[9] https://www.bbc.com/news/world-africa-54986993

[10] https://www.standardmedia.co.ke/entertainment/thestandard/2001273587/sna...

[11] https://news.brown.edu/articles/2009/04/infertility

[12] ibid

[13] ibid

[14] https://journals.eanso.org/index.php/eajtcr/article/view/147

[15] ibid

[1] https://www.who.int/news-room/fact-sheets/detail/infertility

[2]https://repository.maseno.ac.ke/bitstream/handle/123456789/971/EPHRAIM%2...

[3] ibid

[4] ibid

[5] ibid

[6] ibid

[7] ibid

[8] https://nairobinews.nation.co.ke/life/woman-arrested-for-attempted-child...

[9] https://www.bbc.com/news/world-africa-54986993

[10] https://www.standardmedia.co.ke/entertainment/thestandard/2001273587/sna...

[11] https://news.brown.edu/articles/2009/04/infertility

[12] ibid

[13] ibid

[14] https://journals.eanso.org/index.php/eajtcr/article/view/147

[15] ibid

This story was submitted in response to Gender-Based Violence.

Comments 3

Log in or register to post comments
Jill Langhus
Apr 14
Apr 14

Hi Leonida,

How are you doing, dear?

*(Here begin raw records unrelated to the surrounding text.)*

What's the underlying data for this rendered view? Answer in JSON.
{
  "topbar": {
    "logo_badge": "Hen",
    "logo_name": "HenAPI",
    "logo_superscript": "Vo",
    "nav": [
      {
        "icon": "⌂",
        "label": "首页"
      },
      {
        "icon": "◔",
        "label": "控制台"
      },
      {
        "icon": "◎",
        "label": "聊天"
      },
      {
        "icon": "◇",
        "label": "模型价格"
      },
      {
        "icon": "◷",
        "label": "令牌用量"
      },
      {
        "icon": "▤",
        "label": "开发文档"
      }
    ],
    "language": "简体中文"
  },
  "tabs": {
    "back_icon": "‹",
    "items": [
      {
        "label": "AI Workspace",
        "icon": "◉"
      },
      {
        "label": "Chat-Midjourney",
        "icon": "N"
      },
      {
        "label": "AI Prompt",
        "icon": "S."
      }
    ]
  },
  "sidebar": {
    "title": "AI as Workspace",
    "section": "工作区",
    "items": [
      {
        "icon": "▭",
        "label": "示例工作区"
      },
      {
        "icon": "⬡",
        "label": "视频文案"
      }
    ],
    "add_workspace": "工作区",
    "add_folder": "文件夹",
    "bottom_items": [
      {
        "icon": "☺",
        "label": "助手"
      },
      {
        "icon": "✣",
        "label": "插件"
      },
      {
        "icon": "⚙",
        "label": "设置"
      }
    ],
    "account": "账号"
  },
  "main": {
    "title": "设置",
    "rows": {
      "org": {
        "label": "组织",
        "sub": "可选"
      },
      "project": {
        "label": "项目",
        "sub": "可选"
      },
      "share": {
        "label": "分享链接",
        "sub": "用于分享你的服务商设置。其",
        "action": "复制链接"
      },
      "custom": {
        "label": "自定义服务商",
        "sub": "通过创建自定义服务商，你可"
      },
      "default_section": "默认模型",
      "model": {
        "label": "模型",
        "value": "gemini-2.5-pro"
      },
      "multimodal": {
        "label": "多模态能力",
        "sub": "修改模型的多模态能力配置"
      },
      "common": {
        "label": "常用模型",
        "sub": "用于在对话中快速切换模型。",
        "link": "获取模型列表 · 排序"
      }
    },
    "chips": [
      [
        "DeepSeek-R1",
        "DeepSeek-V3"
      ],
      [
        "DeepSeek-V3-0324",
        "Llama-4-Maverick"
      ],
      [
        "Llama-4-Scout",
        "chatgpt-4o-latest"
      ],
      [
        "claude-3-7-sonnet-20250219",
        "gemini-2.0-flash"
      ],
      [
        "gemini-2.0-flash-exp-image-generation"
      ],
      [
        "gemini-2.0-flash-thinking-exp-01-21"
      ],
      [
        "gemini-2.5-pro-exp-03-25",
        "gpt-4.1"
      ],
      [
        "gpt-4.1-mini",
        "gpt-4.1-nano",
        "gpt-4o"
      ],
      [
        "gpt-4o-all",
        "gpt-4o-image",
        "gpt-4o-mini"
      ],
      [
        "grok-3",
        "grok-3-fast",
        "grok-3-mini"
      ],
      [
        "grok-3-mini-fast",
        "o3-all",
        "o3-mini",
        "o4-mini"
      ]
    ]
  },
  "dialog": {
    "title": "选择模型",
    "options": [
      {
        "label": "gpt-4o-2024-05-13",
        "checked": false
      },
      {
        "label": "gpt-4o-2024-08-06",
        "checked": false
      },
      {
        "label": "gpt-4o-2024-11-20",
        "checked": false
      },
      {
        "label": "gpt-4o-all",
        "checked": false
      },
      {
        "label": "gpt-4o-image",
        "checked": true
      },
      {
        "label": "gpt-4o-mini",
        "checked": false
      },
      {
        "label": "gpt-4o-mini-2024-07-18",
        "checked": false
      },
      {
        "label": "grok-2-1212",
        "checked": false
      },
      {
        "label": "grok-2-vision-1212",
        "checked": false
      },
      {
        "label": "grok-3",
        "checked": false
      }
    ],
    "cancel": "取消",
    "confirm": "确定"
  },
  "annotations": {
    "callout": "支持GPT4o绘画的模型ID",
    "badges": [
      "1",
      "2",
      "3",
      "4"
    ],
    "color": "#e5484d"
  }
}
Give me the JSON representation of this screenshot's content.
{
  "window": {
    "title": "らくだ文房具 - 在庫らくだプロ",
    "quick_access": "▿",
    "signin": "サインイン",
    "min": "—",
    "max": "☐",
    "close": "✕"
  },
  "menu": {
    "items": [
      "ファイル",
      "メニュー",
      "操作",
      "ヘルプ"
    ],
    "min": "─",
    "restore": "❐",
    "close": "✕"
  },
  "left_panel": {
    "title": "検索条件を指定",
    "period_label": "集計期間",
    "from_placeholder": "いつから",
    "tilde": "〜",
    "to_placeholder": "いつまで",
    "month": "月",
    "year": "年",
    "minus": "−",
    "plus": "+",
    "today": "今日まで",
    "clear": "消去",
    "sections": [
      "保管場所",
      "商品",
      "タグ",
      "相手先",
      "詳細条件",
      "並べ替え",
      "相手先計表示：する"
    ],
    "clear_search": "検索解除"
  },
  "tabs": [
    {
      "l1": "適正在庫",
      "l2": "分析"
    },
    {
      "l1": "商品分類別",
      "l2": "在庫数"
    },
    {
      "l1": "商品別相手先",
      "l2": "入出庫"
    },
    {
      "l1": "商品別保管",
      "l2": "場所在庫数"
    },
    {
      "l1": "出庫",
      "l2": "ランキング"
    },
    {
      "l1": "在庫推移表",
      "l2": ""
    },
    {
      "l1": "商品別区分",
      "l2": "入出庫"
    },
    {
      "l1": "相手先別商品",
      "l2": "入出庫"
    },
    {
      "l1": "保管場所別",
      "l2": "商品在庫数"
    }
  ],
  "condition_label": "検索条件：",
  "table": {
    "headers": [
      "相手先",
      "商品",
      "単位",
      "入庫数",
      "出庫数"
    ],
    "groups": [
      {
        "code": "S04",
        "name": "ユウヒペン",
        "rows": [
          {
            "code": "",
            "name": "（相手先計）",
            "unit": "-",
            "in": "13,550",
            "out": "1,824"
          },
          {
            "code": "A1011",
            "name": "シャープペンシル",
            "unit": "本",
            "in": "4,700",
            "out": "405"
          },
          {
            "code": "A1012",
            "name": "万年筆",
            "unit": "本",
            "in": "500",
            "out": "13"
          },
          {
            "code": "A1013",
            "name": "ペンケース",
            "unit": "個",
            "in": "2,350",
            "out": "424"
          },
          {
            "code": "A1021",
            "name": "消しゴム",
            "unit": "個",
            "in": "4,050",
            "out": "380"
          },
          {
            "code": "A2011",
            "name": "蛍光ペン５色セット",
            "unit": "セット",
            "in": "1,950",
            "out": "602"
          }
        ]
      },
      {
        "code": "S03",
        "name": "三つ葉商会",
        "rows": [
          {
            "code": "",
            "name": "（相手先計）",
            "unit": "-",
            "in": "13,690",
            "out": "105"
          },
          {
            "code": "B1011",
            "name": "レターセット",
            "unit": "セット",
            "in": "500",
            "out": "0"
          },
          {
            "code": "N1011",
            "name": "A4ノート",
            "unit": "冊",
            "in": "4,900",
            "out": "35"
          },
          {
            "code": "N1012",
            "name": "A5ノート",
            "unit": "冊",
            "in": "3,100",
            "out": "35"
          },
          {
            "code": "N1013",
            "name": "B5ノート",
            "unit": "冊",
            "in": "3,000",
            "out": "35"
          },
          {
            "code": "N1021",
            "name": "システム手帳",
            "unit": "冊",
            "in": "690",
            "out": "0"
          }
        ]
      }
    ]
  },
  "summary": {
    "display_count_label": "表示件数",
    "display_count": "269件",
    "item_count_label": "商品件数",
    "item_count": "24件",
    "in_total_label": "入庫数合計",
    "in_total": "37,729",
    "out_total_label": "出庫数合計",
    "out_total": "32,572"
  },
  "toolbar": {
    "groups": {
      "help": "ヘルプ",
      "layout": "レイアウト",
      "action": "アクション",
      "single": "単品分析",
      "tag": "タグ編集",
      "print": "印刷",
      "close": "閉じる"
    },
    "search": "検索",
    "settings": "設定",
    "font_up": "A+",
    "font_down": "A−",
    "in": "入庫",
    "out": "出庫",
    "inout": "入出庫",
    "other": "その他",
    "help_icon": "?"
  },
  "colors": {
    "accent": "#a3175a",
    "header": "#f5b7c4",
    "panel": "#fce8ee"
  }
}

Thanks for sharing your informative article. This is sad, and doesn't help overpopulation or the feelings of the women, or men, that want to be parents for that matter. I think even in the U.S. there are stigmas against women that don't have children. It may be more subtle, but it's there. It seems like, in general, people wonder what's wrong with you if you don't have, or don't want children...heaven forbid. These harmful norms and stigmas need to change globally, as far as I'm concerned.

Hope you're well, dear, and that you have a good, rest of your week.

Leonida Odongo
Apr 14
Apr 14

Dear Jill,

It was quite a sad process putting this piece together.I agree with you that things need to change .

Thank you and have a great week too.

Best

Leonida

Jill Langhus
Apr 16
Apr 16

Hello there:-)

You're welcome, dear. Thanks! XX